Take every line containing "Configuration" from the material and copy it.

Available data Block Start

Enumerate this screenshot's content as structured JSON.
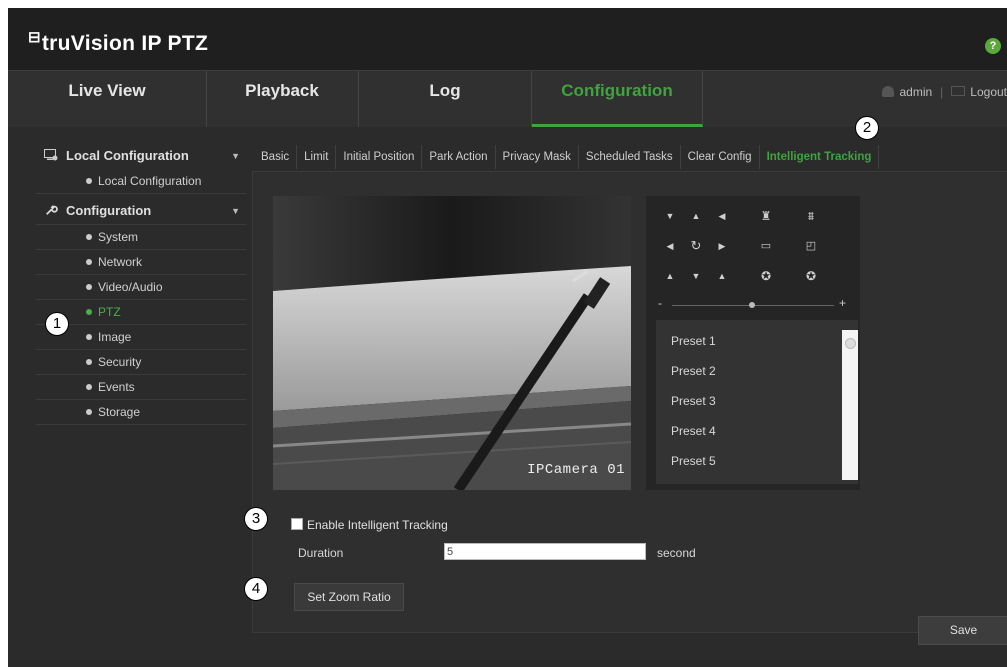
{
  "app": {
    "title": "truVision IP PTZ",
    "help": "?"
  },
  "nav": {
    "tabs": [
      "Live View",
      "Playback",
      "Log",
      "Configuration"
    ],
    "active": "Configuration",
    "user": "admin",
    "logout": "Logout"
  },
  "sidebar": {
    "groups": [
      {
        "label": "Local Configuration",
        "items": [
          "Local Configuration"
        ]
      },
      {
        "label": "Configuration",
        "items": [
          "System",
          "Network",
          "Video/Audio",
          "PTZ",
          "Image",
          "Security",
          "Events",
          "Storage"
        ]
      }
    ],
    "active_item": "PTZ"
  },
  "subtabs": [
    "Basic",
    "Limit",
    "Initial Position",
    "Park Action",
    "Privacy Mask",
    "Scheduled Tasks",
    "Clear Config",
    "Intelligent Tracking"
  ],
  "active_subtab": "Intelligent Tracking",
  "video": {
    "osd": "IPCamera 01"
  },
  "ptz": {
    "zoom_minus": "-",
    "zoom_plus": "+",
    "presets": [
      "Preset 1",
      "Preset 2",
      "Preset 3",
      "Preset 4",
      "Preset 5"
    ]
  },
  "form": {
    "enable_label": "Enable Intelligent Tracking",
    "enable_checked": false,
    "duration_label": "Duration",
    "duration_value": "5",
    "duration_unit": "second",
    "zoom_button": "Set Zoom Ratio",
    "save_button": "Save"
  },
  "callouts": [
    "1",
    "2",
    "3",
    "4"
  ],
  "colors": {
    "accent": "#3fa33f",
    "background": "#2b2b2b"
  }
}
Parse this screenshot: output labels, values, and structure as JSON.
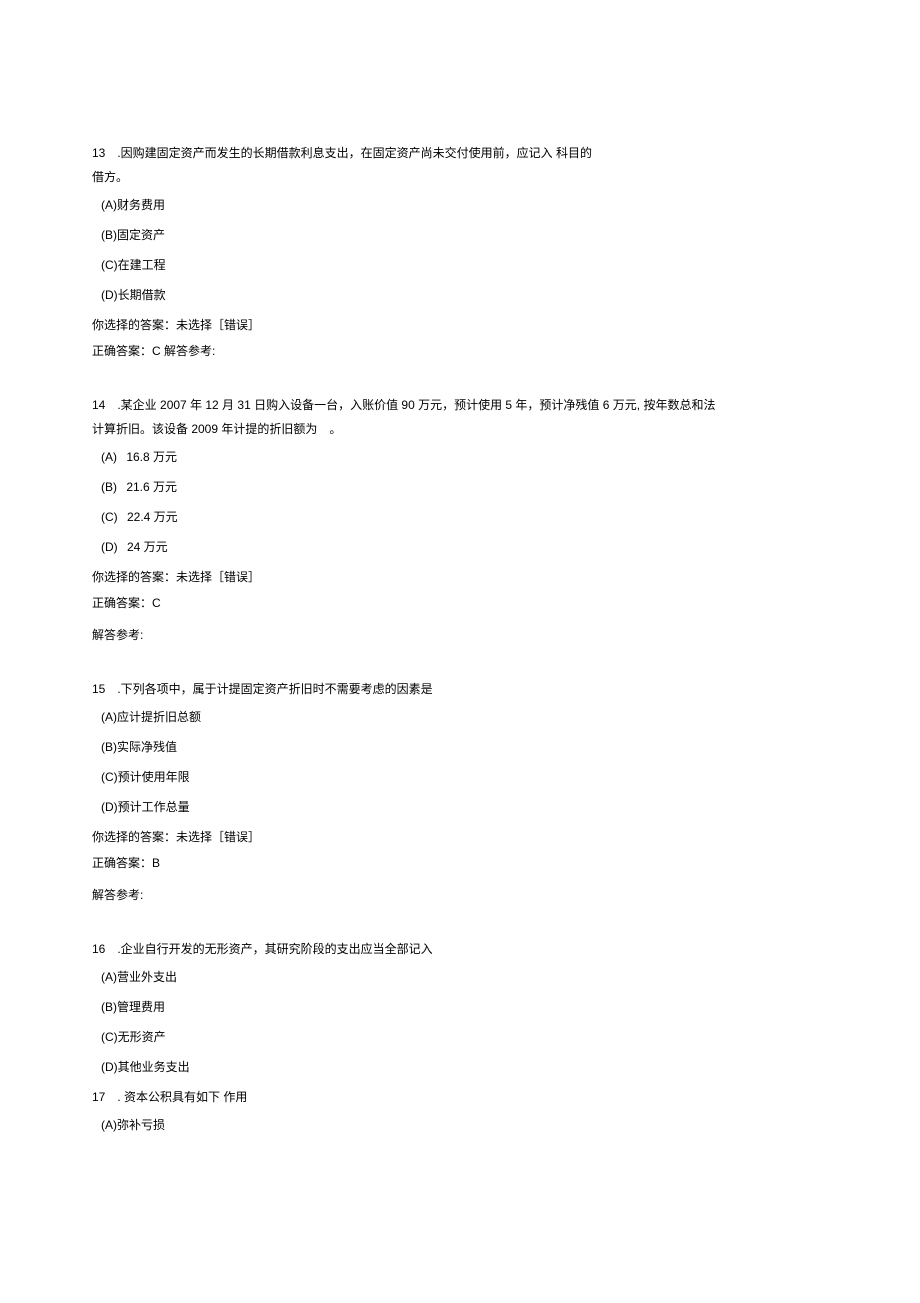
{
  "q13": {
    "line1": "13 .因购建固定资产而发生的长期借款利息支出，在固定资产尚未交付使用前，应记入 科目的",
    "line2": "借方。",
    "opts": {
      "a": "(A)财务费用",
      "b": "(B)固定资产",
      "c": "(C)在建工程",
      "d": "(D)长期借款"
    },
    "sel": "你选择的答案：未选择［错误］",
    "correct": "正确答案：C 解答参考:"
  },
  "q14": {
    "line1": "14 .某企业 2007 年 12 月 31 日购入设备一台，入账价值 90 万元，预计使用 5 年，预计净残值 6 万元, 按年数总和法",
    "line2": "计算折旧。该设备 2009 年计提的折旧额为 。",
    "opts": {
      "a": "(A)  16.8 万元",
      "b": "(B)  21.6 万元",
      "c": "(C)  22.4 万元",
      "d": "(D)  24 万元"
    },
    "sel": "你选择的答案：未选择［错误］",
    "correct": "正确答案：C",
    "explain": "解答参考:"
  },
  "q15": {
    "line1": "15 .下列各项中，属于计提固定资产折旧时不需要考虑的因素是",
    "opts": {
      "a": "(A)应计提折旧总额",
      "b": "(B)实际净残值",
      "c": "(C)预计使用年限",
      "d": "(D)预计工作总量"
    },
    "sel": "你选择的答案：未选择［错误］",
    "correct": "正确答案：B",
    "explain": "解答参考:"
  },
  "q16": {
    "line1": "16 .企业自行开发的无形资产，其研究阶段的支出应当全部记入",
    "opts": {
      "a": "(A)营业外支出",
      "b": "(B)管理费用",
      "c": "(C)无形资产",
      "d": "(D)其他业务支出"
    }
  },
  "q17": {
    "line1": "17 . 资本公积具有如下 作用",
    "opts": {
      "a": "(A)弥补亏损"
    }
  }
}
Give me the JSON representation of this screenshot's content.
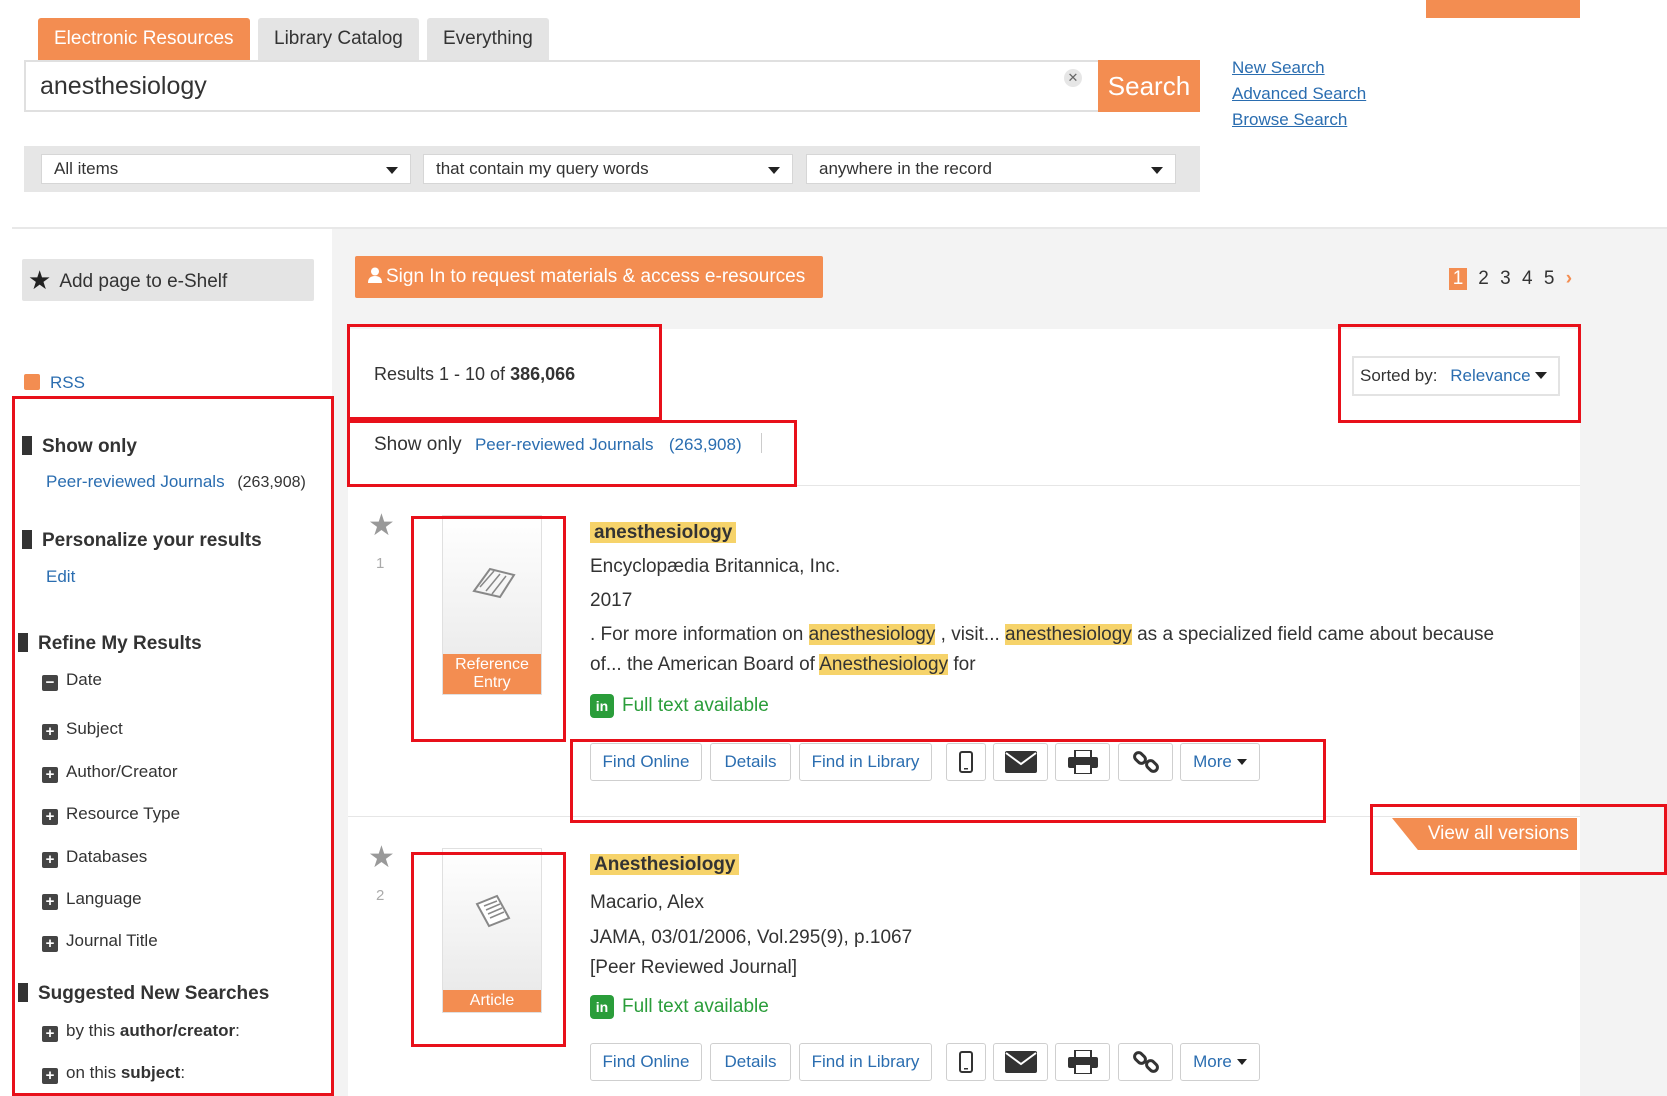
{
  "tabs": [
    {
      "label": "Electronic Resources"
    },
    {
      "label": "Library Catalog"
    },
    {
      "label": "Everything"
    }
  ],
  "search": {
    "query": "anesthesiology",
    "button_label": "Search"
  },
  "side_links": {
    "new_search": "New Search",
    "advanced_search": "Advanced Search",
    "browse_search": "Browse Search"
  },
  "filters": {
    "scope": "All items",
    "match": "that contain my query words",
    "field": "anywhere in the record"
  },
  "eshelf": {
    "label": "Add page to e-Shelf"
  },
  "signin": {
    "label": "Sign In to request materials & access e-resources"
  },
  "pager": {
    "pages": [
      "1",
      "2",
      "3",
      "4",
      "5"
    ]
  },
  "results_summary": {
    "prefix": "Results 1 - 10 of",
    "total": "386,066"
  },
  "sort": {
    "label": "Sorted by:",
    "value": "Relevance"
  },
  "show_only_bar": {
    "label": "Show only",
    "link": "Peer-reviewed Journals",
    "count": "(263,908)"
  },
  "sidebar": {
    "rss": "RSS",
    "show_only": {
      "heading": "Show only",
      "link": "Peer-reviewed Journals",
      "count": "(263,908)"
    },
    "personalize": {
      "heading": "Personalize your results",
      "edit": "Edit"
    },
    "refine": {
      "heading": "Refine My Results",
      "date": "Date",
      "items": [
        "Subject",
        "Author/Creator",
        "Resource Type",
        "Databases",
        "Language",
        "Journal Title"
      ]
    },
    "suggested": {
      "heading": "Suggested New Searches",
      "by_prefix": "by this",
      "by_bold": "author/creator",
      "by_colon": ":",
      "on_prefix": "on this",
      "on_bold": "subject",
      "on_colon": ":"
    }
  },
  "results": [
    {
      "number": "1",
      "type": "Reference Entry",
      "title": "anesthesiology",
      "publisher": "Encyclopædia Britannica, Inc.",
      "year": "2017",
      "snippet": {
        "s1": ". For more information on",
        "h1": "anesthesiology",
        "s2": ", visit...",
        "h2": "anesthesiology",
        "s3": "as a specialized field came about because",
        "s4": "of... the American Board of",
        "h3": "Anesthesiology",
        "s5": "for"
      },
      "fulltext": "Full text available"
    },
    {
      "number": "2",
      "type": "Article",
      "title": "Anesthesiology",
      "author": "Macario, Alex",
      "source": "JAMA, 03/01/2006, Vol.295(9), p.1067",
      "note": "[Peer Reviewed Journal]",
      "fulltext": "Full text available"
    }
  ],
  "actions": {
    "find_online": "Find Online",
    "details": "Details",
    "find_in_library": "Find in Library",
    "more": "More"
  },
  "view_all_versions": "View all versions",
  "colors": {
    "accent": "#f38d51",
    "link": "#2a6db0",
    "highlight": "#f6d36a",
    "fulltext": "#2a9d3a",
    "annotation": "#e8101a"
  }
}
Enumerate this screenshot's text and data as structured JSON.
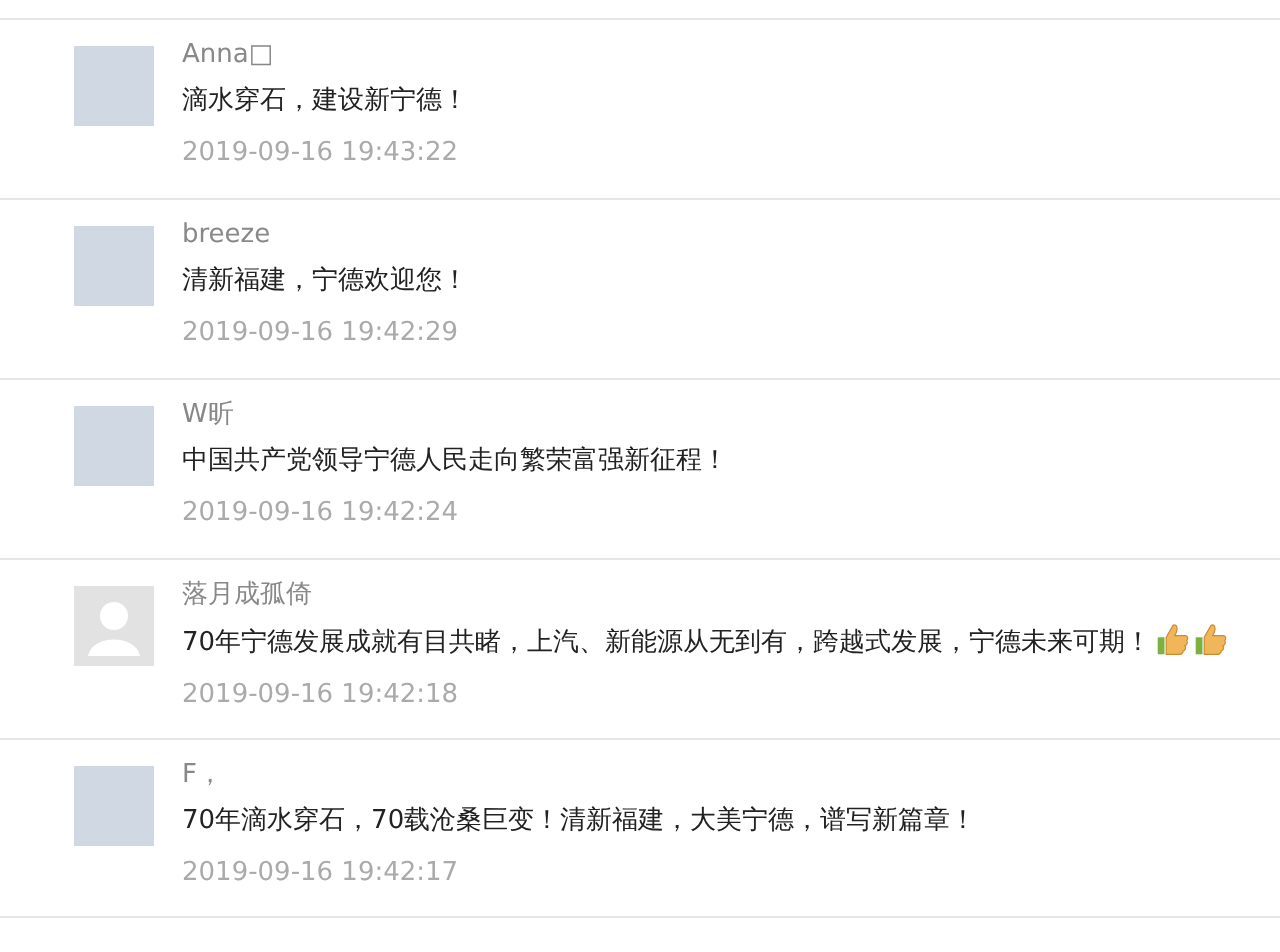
{
  "comments": [
    {
      "avatar": {
        "kind": "picture"
      },
      "user": "Anna□",
      "text": "滴水穿石，建设新宁德！",
      "time": "2019-09-16 19:43:22"
    },
    {
      "avatar": {
        "kind": "picture"
      },
      "user": "breeze",
      "text": "清新福建，宁德欢迎您！",
      "time": "2019-09-16 19:42:29"
    },
    {
      "avatar": {
        "kind": "picture"
      },
      "user": "W昕",
      "text": "中国共产党领导宁德人民走向繁荣富强新征程！",
      "time": "2019-09-16 19:42:24"
    },
    {
      "avatar": {
        "kind": "default"
      },
      "user": "落月成孤倚",
      "text": "70年宁德发展成就有目共睹，上汽、新能源从无到有，跨越式发展，宁德未来可期！",
      "reactions": [
        {
          "kind": "thumbs-up"
        },
        {
          "kind": "thumbs-up"
        }
      ],
      "time": "2019-09-16 19:42:18"
    },
    {
      "avatar": {
        "kind": "picture"
      },
      "user": "F，",
      "text": "70年滴水穿石，70载沧桑巨变！清新福建，大美宁德，谱写新篇章！",
      "time": "2019-09-16 19:42:17"
    }
  ]
}
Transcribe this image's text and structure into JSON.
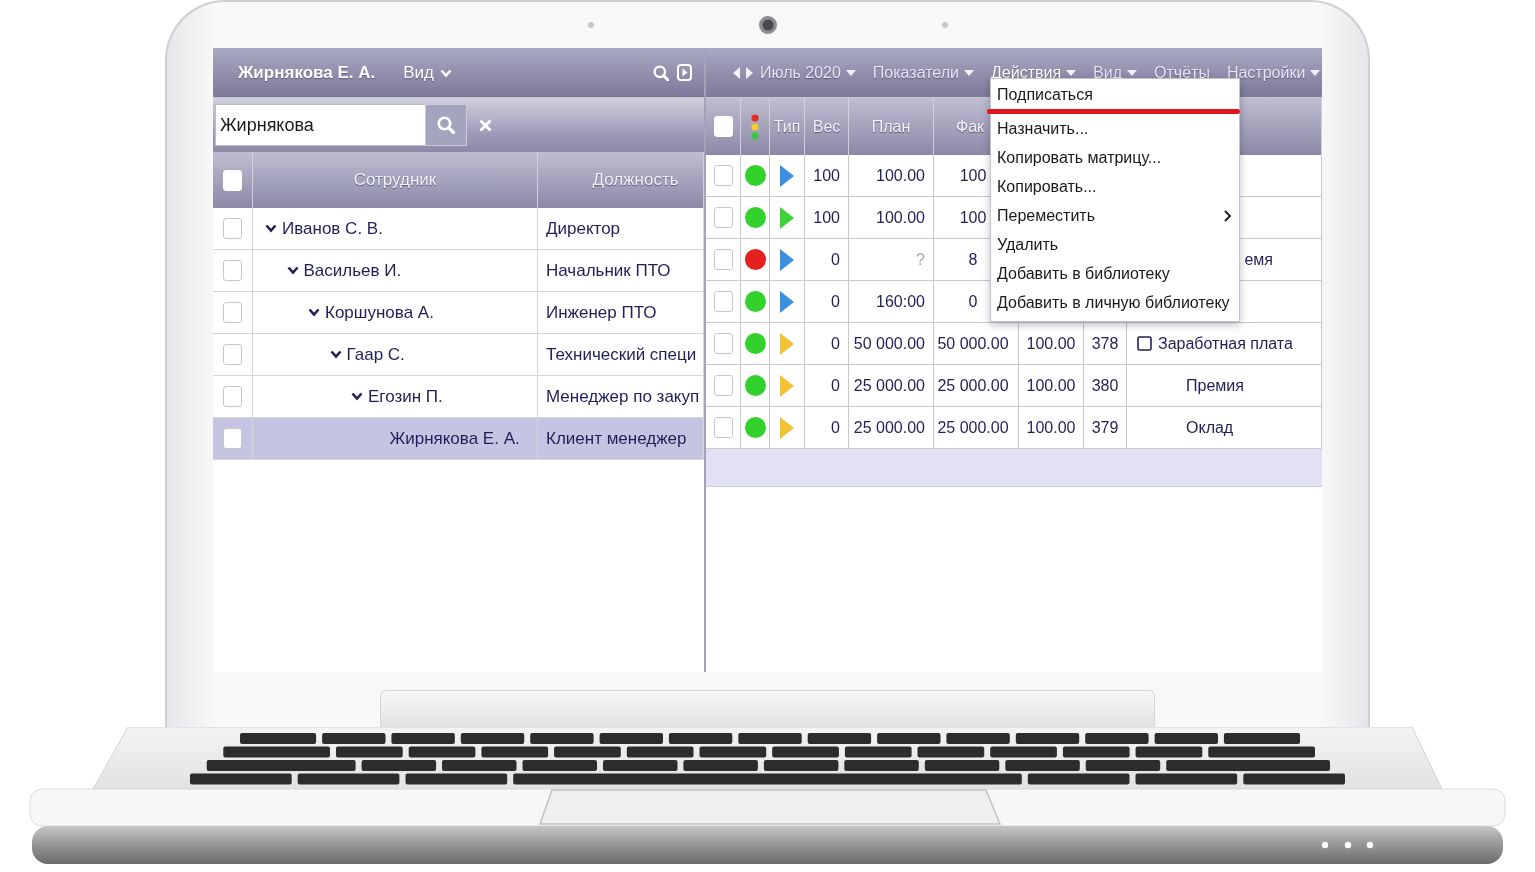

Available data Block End

→ Task output
      "Configuration"
    "active": "Configuration",
        "label": "Local Configuration",
          "Local Configuration"
        "label": "Configuration",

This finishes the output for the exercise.